#### WHAT IS REQUIRED:
Reproduce the entries below, please. Keep every character the same.

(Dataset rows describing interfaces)
**********
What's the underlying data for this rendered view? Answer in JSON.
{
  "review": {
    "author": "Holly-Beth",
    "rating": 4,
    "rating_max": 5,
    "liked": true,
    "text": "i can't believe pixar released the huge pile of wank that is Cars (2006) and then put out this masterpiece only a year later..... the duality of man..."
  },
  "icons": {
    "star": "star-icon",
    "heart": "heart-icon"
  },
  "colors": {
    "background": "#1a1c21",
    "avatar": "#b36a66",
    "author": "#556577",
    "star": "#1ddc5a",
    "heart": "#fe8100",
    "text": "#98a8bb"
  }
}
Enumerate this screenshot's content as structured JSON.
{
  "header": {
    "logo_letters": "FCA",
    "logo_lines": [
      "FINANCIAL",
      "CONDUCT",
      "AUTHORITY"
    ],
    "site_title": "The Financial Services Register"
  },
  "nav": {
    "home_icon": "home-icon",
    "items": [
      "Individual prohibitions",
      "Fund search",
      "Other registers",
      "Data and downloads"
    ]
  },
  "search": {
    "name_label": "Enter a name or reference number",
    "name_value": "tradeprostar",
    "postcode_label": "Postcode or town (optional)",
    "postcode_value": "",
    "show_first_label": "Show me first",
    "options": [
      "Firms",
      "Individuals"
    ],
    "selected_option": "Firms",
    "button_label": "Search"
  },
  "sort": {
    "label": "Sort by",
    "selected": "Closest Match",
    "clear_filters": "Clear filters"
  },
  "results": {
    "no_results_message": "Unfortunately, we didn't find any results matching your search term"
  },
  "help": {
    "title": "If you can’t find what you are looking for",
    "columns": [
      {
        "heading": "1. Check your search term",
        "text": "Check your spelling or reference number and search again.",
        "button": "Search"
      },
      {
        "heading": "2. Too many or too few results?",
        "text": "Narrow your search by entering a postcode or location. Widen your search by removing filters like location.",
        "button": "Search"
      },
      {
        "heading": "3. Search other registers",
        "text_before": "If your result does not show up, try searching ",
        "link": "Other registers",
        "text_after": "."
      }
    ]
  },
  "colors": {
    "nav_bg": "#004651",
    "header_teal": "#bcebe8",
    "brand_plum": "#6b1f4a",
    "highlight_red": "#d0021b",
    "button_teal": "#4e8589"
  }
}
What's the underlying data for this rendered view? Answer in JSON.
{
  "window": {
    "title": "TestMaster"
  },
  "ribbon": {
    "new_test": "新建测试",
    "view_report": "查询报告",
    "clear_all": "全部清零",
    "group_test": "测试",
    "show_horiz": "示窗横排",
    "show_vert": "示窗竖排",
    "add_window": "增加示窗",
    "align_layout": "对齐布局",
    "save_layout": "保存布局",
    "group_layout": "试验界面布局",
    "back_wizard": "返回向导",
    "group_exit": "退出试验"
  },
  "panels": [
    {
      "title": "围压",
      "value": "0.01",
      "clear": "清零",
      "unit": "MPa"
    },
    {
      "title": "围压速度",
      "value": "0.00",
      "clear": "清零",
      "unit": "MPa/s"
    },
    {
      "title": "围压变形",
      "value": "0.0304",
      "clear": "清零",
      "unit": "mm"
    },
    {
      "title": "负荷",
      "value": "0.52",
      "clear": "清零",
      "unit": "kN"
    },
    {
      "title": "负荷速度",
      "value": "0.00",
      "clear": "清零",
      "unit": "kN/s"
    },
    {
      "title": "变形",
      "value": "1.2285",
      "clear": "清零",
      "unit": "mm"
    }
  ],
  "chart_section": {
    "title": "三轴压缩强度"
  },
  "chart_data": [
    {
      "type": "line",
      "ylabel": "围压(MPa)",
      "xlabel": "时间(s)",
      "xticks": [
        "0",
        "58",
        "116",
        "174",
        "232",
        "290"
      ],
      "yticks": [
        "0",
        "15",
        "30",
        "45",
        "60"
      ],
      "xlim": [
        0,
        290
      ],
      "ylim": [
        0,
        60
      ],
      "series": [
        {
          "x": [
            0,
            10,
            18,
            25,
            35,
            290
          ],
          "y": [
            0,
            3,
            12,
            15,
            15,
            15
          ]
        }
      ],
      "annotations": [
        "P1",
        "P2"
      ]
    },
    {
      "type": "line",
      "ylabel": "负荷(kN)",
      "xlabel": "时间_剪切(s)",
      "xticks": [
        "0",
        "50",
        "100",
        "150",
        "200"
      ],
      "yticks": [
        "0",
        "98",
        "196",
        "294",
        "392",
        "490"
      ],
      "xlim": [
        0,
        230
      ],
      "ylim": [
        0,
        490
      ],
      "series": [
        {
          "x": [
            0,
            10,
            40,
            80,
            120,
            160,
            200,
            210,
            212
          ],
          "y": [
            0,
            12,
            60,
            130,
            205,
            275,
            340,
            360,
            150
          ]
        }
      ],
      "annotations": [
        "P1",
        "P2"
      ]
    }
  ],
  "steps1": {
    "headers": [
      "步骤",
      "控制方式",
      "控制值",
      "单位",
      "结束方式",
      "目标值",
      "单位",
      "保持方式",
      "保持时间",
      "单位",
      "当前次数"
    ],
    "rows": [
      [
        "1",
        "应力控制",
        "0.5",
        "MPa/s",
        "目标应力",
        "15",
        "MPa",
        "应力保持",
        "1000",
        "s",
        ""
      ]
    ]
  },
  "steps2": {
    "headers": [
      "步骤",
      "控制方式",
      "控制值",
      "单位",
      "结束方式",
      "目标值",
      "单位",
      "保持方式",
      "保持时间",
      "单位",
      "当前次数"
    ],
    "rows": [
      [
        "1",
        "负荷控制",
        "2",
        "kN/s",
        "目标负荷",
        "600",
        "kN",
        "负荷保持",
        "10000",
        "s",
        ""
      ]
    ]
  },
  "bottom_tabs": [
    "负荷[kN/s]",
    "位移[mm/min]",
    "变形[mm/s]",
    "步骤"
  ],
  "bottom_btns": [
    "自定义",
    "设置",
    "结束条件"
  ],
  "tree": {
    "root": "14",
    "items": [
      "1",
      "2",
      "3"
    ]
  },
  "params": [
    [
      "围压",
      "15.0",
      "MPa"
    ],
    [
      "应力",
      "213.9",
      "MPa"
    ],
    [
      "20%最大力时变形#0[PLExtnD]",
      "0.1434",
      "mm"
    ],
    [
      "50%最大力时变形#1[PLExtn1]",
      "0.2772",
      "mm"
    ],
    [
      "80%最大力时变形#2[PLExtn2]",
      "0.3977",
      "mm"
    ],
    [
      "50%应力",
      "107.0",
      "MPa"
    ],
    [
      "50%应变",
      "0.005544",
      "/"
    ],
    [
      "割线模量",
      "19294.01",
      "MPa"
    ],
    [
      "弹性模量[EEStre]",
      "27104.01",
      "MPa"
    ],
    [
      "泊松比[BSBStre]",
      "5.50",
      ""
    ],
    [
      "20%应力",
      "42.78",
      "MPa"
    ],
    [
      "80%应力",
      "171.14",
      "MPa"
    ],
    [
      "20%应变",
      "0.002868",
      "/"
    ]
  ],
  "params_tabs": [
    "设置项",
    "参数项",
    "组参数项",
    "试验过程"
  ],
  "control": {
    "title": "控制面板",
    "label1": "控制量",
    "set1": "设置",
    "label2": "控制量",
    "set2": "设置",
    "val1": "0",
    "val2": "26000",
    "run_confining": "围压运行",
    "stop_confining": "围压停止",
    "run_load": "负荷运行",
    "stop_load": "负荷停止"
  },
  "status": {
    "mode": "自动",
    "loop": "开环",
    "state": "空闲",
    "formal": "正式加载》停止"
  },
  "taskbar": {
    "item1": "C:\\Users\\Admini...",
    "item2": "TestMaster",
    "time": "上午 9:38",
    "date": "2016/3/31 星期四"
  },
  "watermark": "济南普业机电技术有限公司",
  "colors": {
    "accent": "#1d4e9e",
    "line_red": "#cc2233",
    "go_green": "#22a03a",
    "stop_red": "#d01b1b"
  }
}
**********
#### TASK RESPONSE:
What's the underlying data for this rendered view? Answer in JSON.
{
  "review": {
    "author": "Holly-Beth",
    "rating": 4,
    "rating_max": 5,
    "liked": true,
    "text": "i can't believe pixar released the huge pile of wank that is Cars (2006) and then put out this masterpiece only a year later..... the duality of man..."
  },
  "icons": {
    "star": "star-icon",
    "heart": "heart-icon"
  },
  "colors": {
    "background": "#1a1c21",
    "avatar": "#b36a66",
    "author": "#556577",
    "star": "#1ddc5a",
    "heart": "#fe8100",
    "text": "#98a8bb"
  }
}
Enumerate this screenshot's content as structured JSON.
{
  "header": {
    "logo_letters": "FCA",
    "logo_lines": [
      "FINANCIAL",
      "CONDUCT",
      "AUTHORITY"
    ],
    "site_title": "The Financial Services Register"
  },
  "nav": {
    "home_icon": "home-icon",
    "items": [
      "Individual prohibitions",
      "Fund search",
      "Other registers",
      "Data and downloads"
    ]
  },
  "search": {
    "name_label": "Enter a name or reference number",
    "name_value": "tradeprostar",
    "postcode_label": "Postcode or town (optional)",
    "postcode_value": "",
    "show_first_label": "Show me first",
    "options": [
      "Firms",
      "Individuals"
    ],
    "selected_option": "Firms",
    "button_label": "Search"
  },
  "sort": {
    "label": "Sort by",
    "selected": "Closest Match",
    "clear_filters": "Clear filters"
  },
  "results": {
    "no_results_message": "Unfortunately, we didn't find any results matching your search term"
  },
  "help": {
    "title": "If you can’t find what you are looking for",
    "columns": [
      {
        "heading": "1. Check your search term",
        "text": "Check your spelling or reference number and search again.",
        "button": "Search"
      },
      {
        "heading": "2. Too many or too few results?",
        "text": "Narrow your search by entering a postcode or location. Widen your search by removing filters like location.",
        "button": "Search"
      },
      {
        "heading": "3. Search other registers",
        "text_before": "If your result does not show up, try searching ",
        "link": "Other registers",
        "text_after": "."
      }
    ]
  },
  "colors": {
    "nav_bg": "#004651",
    "header_teal": "#bcebe8",
    "brand_plum": "#6b1f4a",
    "highlight_red": "#d0021b",
    "button_teal": "#4e8589"
  }
}
What's the underlying data for this rendered view? Answer in JSON.
{
  "window": {
    "title": "TestMaster"
  },
  "ribbon": {
    "new_test": "新建测试",
    "view_report": "查询报告",
    "clear_all": "全部清零",
    "group_test": "测试",
    "show_horiz": "示窗横排",
    "show_vert": "示窗竖排",
    "add_window": "增加示窗",
    "align_layout": "对齐布局",
    "save_layout": "保存布局",
    "group_layout": "试验界面布局",
    "back_wizard": "返回向导",
    "group_exit": "退出试验"
  },
  "panels": [
    {
      "title": "围压",
      "value": "0.01",
      "clear": "清零",
      "unit": "MPa"
    },
    {
      "title": "围压速度",
      "value": "0.00",
      "clear": "清零",
      "unit": "MPa/s"
    },
    {
      "title": "围压变形",
      "value": "0.0304",
      "clear": "清零",
      "unit": "mm"
    },
    {
      "title": "负荷",
      "value": "0.52",
      "clear": "清零",
      "unit": "kN"
    },
    {
      "title": "负荷速度",
      "value": "0.00",
      "clear": "清零",
      "unit": "kN/s"
    },
    {
      "title": "变形",
      "value": "1.2285",
      "clear": "清零",
      "unit": "mm"
    }
  ],
  "chart_section": {
    "title": "三轴压缩强度"
  },
  "chart_data": [
    {
      "type": "line",
      "ylabel": "围压(MPa)",
      "xlabel": "时间(s)",
      "xticks": [
        "0",
        "58",
        "116",
        "174",
        "232",
        "290"
      ],
      "yticks": [
        "0",
        "15",
        "30",
        "45",
        "60"
      ],
      "xlim": [
        0,
        290
      ],
      "ylim": [
        0,
        60
      ],
      "series": [
        {
          "x": [
            0,
            10,
            18,
            25,
            35,
            290
          ],
          "y": [
            0,
            3,
            12,
            15,
            15,
            15
          ]
        }
      ],
      "annotations": [
        "P1",
        "P2"
      ]
    },
    {
      "type": "line",
      "ylabel": "负荷(kN)",
      "xlabel": "时间_剪切(s)",
      "xticks": [
        "0",
        "50",
        "100",
        "150",
        "200"
      ],
      "yticks": [
        "0",
        "98",
        "196",
        "294",
        "392",
        "490"
      ],
      "xlim": [
        0,
        230
      ],
      "ylim": [
        0,
        490
      ],
      "series": [
        {
          "x": [
            0,
            10,
            40,
            80,
            120,
            160,
            200,
            210,
            212
          ],
          "y": [
            0,
            12,
            60,
            130,
            205,
            275,
            340,
            360,
            150
          ]
        }
      ],
      "annotations": [
        "P1",
        "P2"
      ]
    }
  ],
  "steps1": {
    "headers": [
      "步骤",
      "控制方式",
      "控制值",
      "单位",
      "结束方式",
      "目标值",
      "单位",
      "保持方式",
      "保持时间",
      "单位",
      "当前次数"
    ],
    "rows": [
      [
        "1",
        "应力控制",
        "0.5",
        "MPa/s",
        "目标应力",
        "15",
        "MPa",
        "应力保持",
        "1000",
        "s",
        ""
      ]
    ]
  },
  "steps2": {
    "headers": [
      "步骤",
      "控制方式",
      "控制值",
      "单位",
      "结束方式",
      "目标值",
      "单位",
      "保持方式",
      "保持时间",
      "单位",
      "当前次数"
    ],
    "rows": [
      [
        "1",
        "负荷控制",
        "2",
        "kN/s",
        "目标负荷",
        "600",
        "kN",
        "负荷保持",
        "10000",
        "s",
        ""
      ]
    ]
  },
  "bottom_tabs": [
    "负荷[kN/s]",
    "位移[mm/min]",
    "变形[mm/s]",
    "步骤"
  ],
  "bottom_btns": [
    "自定义",
    "设置",
    "结束条件"
  ],
  "tree": {
    "root": "14",
    "items": [
      "1",
      "2",
      "3"
    ]
  },
  "params": [
    [
      "围压",
      "15.0",
      "MPa"
    ],
    [
      "应力",
      "213.9",
      "MPa"
    ],
    [
      "20%最大力时变形#0[PLExtnD]",
      "0.1434",
      "mm"
    ],
    [
      "50%最大力时变形#1[PLExtn1]",
      "0.2772",
      "mm"
    ],
    [
      "80%最大力时变形#2[PLExtn2]",
      "0.3977",
      "mm"
    ],
    [
      "50%应力",
      "107.0",
      "MPa"
    ],
    [
      "50%应变",
      "0.005544",
      "/"
    ],
    [
      "割线模量",
      "19294.01",
      "MPa"
    ],
    [
      "弹性模量[EEStre]",
      "27104.01",
      "MPa"
    ],
    [
      "泊松比[BSBStre]",
      "5.50",
      ""
    ],
    [
      "20%应力",
      "42.78",
      "MPa"
    ],
    [
      "80%应力",
      "171.14",
      "MPa"
    ],
    [
      "20%应变",
      "0.002868",
      "/"
    ]
  ],
  "params_tabs": [
    "设置项",
    "参数项",
    "组参数项",
    "试验过程"
  ],
  "control": {
    "title": "控制面板",
    "label1": "控制量",
    "set1": "设置",
    "label2": "控制量",
    "set2": "设置",
    "val1": "0",
    "val2": "26000",
    "run_confining": "围压运行",
    "stop_confining": "围压停止",
    "run_load": "负荷运行",
    "stop_load": "负荷停止"
  },
  "status": {
    "mode": "自动",
    "loop": "开环",
    "state": "空闲",
    "formal": "正式加载》停止"
  },
  "taskbar": {
    "item1": "C:\\Users\\Admini...",
    "item2": "TestMaster",
    "time": "上午 9:38",
    "date": "2016/3/31 星期四"
  },
  "watermark": "济南普业机电技术有限公司",
  "colors": {
    "accent": "#1d4e9e",
    "line_red": "#cc2233",
    "go_green": "#22a03a",
    "stop_red": "#d01b1b"
  }
}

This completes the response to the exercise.